Task statement –
The word "letters" may appear in some lines of the data; copy every such line.

Stored items from a collection –
▼
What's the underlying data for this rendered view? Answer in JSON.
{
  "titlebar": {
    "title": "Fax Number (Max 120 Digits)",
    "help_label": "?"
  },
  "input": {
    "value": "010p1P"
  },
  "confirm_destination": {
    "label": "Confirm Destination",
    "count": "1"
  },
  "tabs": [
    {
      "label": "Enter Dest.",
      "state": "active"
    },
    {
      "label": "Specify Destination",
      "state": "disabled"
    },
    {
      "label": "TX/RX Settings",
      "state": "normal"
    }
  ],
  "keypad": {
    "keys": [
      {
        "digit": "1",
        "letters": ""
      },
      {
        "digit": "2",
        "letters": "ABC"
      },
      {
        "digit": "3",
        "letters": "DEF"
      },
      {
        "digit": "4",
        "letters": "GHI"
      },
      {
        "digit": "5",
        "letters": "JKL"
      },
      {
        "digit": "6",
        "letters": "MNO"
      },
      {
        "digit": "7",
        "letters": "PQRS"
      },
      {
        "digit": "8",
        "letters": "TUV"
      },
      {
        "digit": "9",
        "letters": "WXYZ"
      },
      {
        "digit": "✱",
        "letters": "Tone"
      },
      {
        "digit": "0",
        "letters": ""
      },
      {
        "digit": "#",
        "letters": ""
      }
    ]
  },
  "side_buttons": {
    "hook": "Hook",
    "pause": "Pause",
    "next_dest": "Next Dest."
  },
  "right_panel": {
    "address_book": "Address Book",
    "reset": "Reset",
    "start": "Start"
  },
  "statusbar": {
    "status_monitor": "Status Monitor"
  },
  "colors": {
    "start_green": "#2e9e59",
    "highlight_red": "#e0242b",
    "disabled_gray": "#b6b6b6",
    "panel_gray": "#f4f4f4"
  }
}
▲
Exercise answer –
        "letters": ""
        "letters": "ABC"
        "letters": "DEF"
        "letters": "GHI"
        "letters": "JKL"
        "letters": "MNO"
        "letters": "PQRS"
        "letters": "TUV"
        "letters": "WXYZ"
        "letters": "Tone"
        "letters": ""
        "letters": ""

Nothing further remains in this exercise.